Local News

  • Dodging sweat bullets

    Don’t be fooled by the recent rash of temperatures hovering around 90 degrees accompanied by toasty humidity — Hardin County got off light when it came to traditional summer weather this year.

    So far this year, there have been no 100-degree days and when other summers feature sweltering and draining heat and humidity, June through August of 2013 will go down as only a mild version of summer heat.

  • Two KSP trooper layoffs at Post 4

    Kentucky State Police has laid off 20 troopers — including two stationed in Elizabethtown — in response to a budget shortfall totaling more than $5 million.

    The troopers, who were laid off last Friday, were in the Trooper R program started by KSP Commissioner Rodney Brewer.

    Brewer said the program started in 2009 and brought veteran troopers with 20 or more years of experience out of retirement to return to patrol on an annual contract.

  • Two Hardin County men named to aviation hall of fame

    Two men with Hardin County ties are being inducted into the Kentucky Aviation Hall of Fame.

    Sgt. George Elmer Larkin Jr., who fought and died in World War II, and Scott Hubbard, a Stanford University professor who worked for NASA for 20 years, are among four Kentucky residents and natives to be honored Oct. 26 in Lexington.

  • HCS recognizes its success stories with Distinguished Alumni luncheon

    While the audience assembled Thursday at the Historic State Theater was there to see honored alumni of Hardin County Schools, alumnus Marty Fulkerson said the day was a celebration of the school system.

    “Today is really about recognizing the outstanding educators and administrators in Hardin County Schools,” said Fulkerson, a 1984 graduate of North Hardin High School and member of Elizabethtown City Council.

  • Photo: A sign from above
  • Senate candidate plans first campaign stop locally

    During his career in investment management, Matt Bevin said he’s developed skills that will make him a more effective U.S. senator than five-term incumbent Mitch McConnell.

    Describing how he worked with “dozens of people to create scores of jobs with millions of dollar in payroll,” Bevin said his career taught him diplomacy, persistence and how to defend ideas in the face of great odds.

  • Hosparus Thrift Shoppe to relocate next month

    Hosparus Thrift Shoppe will triple in size when it moves next month to the former Movie Gallery store, which is three doors down from its current location in Helmwood Plaza.

    The thrift shop is upgrading from 3,000 square feet to 9,000 at its new location at 611 W. Poplar St. because of high sales and demand for large items.

    At the new site, coordinator Moira Taylor said the thrift shop will be able to accept more donations, including large furniture and appliances, and more easily handle the volume of items coming in.

  • Vine Grove receives preservation grant

    Vine Grove received a $369.90 grant from the Kentucky Department for Libraries and Archives to preserve and manage local government records.

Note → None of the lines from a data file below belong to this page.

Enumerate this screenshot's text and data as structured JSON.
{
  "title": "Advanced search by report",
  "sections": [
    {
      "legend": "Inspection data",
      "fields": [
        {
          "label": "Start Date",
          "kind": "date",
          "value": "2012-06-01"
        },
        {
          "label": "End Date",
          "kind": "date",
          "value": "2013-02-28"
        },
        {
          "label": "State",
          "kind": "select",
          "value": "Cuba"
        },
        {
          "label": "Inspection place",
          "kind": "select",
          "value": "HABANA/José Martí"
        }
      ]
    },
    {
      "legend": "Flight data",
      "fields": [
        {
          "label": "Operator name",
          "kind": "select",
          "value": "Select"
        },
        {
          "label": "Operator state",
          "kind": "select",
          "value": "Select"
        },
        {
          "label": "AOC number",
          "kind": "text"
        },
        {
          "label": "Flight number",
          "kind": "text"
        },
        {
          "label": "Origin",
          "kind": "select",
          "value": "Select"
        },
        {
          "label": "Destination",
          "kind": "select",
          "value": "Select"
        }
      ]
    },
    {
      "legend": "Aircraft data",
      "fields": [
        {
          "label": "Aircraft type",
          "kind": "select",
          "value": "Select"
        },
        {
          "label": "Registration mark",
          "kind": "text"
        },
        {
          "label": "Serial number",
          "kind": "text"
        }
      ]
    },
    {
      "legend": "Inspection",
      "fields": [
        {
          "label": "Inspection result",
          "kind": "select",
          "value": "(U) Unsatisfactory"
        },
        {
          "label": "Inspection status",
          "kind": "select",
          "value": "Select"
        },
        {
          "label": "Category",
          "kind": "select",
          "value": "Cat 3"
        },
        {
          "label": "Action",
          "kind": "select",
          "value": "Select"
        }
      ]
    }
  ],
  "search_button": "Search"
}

The money will be used to purchase a mobile plat/plan storage unit.

    Thirty-four grants were awarded for a total of $703,206 from fiscal year 2014 Local Records Grant Program funds, according to an announcement from the governor's office.

  • Super heroes expected to fill Freeman Lake Park

    Don't be surprised if in a few weeks you see Superman jogging in Freeman Lake Park.

    It’s all part of Big Brothers Big Sisters’ Super Hero family fun run fundraiser.

    Calling it a "brainstorming session gone mad,'' Kevin Clark, community engagement branch manager for the Big Brothers Big Sisters’ Elizabethtown office, and board members came up with the concept.

  • Air patrol helps raid weed fields

    Local law enforcement agencies battle marijuana on land and by air.

    A recent week-long investigation by Kentucky State Police at Post 4, KSP Aircraft section and the Greater Hardin County Narcotics Task Force went airborne around Post 4’s eight counties, turning up 800 marijuana plants with a street value of $1.6 million, officials said.

    “It’s a tool that we use,” said task force director Ron Eckart of the work overhead. “It’s necessary, that’s for sure.”